I agree that when employees feel included, it benefits the quality of their work, level of engagement, and commitment to the organization. Over the years, participative management techniques have flourished. Managers involve stakeholders at all levels of an organization in problem-solving, decision-making, and goal setting.
It may seem fine to extend this style of management to articulating organizational purpose and core values. I would caution against this. There are times when, as a leader, you must take charge, make decisions, and accept responsibility for the results.

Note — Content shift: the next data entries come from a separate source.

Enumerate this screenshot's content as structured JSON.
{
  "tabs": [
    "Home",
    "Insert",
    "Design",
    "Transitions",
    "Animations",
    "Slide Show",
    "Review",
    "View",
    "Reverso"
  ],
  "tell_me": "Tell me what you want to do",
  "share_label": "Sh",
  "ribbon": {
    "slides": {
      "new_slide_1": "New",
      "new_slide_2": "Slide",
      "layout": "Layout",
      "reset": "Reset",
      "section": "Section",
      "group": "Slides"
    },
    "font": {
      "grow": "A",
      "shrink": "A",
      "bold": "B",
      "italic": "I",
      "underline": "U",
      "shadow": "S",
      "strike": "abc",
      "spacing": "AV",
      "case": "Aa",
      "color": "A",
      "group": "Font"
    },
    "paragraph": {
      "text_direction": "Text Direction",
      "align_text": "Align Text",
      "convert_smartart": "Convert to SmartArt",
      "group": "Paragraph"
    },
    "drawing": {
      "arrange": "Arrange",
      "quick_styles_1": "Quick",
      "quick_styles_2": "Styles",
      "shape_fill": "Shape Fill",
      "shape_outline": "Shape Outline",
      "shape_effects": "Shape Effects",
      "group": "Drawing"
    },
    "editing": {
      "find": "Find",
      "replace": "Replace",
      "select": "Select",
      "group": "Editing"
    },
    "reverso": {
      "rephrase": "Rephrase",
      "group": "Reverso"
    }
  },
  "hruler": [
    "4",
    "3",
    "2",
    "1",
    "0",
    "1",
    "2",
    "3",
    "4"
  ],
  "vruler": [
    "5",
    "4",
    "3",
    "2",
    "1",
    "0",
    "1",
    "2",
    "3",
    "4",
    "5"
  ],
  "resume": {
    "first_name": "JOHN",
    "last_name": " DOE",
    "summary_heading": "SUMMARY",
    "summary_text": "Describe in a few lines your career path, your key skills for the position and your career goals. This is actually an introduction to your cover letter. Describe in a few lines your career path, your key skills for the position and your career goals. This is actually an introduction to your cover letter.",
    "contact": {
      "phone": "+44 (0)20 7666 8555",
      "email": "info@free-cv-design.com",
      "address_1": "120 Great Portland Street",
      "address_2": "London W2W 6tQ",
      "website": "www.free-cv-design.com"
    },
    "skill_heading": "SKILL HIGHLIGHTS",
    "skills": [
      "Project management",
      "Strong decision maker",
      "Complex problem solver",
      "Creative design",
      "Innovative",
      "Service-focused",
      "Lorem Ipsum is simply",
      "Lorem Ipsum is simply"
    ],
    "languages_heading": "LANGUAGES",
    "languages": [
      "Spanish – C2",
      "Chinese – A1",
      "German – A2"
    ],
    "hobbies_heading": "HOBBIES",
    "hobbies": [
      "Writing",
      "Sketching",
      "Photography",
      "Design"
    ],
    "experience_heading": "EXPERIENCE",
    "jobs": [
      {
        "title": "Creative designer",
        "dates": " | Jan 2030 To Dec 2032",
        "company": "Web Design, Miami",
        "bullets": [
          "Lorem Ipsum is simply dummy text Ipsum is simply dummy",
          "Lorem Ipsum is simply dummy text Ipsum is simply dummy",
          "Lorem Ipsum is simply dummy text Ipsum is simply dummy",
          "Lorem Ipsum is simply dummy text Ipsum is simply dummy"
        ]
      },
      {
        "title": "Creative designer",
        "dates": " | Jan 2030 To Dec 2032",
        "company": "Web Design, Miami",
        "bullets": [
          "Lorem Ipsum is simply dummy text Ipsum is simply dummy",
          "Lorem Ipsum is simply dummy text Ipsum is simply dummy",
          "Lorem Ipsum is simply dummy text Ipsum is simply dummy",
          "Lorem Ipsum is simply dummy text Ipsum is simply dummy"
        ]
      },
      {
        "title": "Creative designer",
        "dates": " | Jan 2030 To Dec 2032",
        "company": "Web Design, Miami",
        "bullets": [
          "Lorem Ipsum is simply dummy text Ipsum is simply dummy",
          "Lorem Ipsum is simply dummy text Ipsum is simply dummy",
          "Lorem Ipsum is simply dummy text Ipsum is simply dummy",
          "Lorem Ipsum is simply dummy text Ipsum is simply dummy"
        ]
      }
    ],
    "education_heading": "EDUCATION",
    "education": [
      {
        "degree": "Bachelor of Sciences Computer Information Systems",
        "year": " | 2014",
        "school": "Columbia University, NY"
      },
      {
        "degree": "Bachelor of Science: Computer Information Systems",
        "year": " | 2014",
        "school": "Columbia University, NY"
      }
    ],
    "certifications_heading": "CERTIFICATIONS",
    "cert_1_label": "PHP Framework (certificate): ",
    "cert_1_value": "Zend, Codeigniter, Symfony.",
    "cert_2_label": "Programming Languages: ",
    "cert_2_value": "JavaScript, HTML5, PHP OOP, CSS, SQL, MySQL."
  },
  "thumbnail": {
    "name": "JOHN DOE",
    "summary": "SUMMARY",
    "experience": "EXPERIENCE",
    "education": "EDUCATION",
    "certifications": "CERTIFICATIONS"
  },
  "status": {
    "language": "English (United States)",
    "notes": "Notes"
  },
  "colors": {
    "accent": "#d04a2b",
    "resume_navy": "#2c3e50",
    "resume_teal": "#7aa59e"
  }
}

Asking frontline employees, customer, or vendor partners to offer suggestions for why the organization exists (organizational purpose) or to codify its fundamental beliefs and ideals (core values) is misguided. It’s a bit like asking your neighbors for their input into your life’s purpose. Sure, they’re in your community but, frankly, their input is irrelevant. Besides, if you choose this course, you’re abdicating your life’s purpose to those unqualified to shape it. That’s your role.
As the leadership expert Patrick Lencioni wrote, “Values initiatives have nothing to do with building consensus—they are about imposing a set of fundamental, strategically sound beliefs on a broader group of people. Most executives understand the danger of consensus-driven decision-making when it comes to strategy, finance, and other business issues, yet they seem oblivious to the problem when it comes to developing values. Surveying all employees about what values they believe the company should adopt is a bad idea for two reasons. First, it integrates suggestions from many employees who probably don’t belong at the company in the first place. And second, it creates the false impression that all input is equally valuable.”
Customers want to do business with organizations whose purpose and core values resonate with them. That’s great, but let’s be clear: Leaders must articulate an authentic purpose and a set of core values and let the chips fall where they may with respect to customers that will or will not be attracted to those ideals. Leaders must also be true to their principles, which are timeless and do not change, as opposed to pandering to the whims of customers’ changing values and priorities.
There are times when it’s important to be inclusive and build consensus. There are also times when it’s the leader’s role to lead.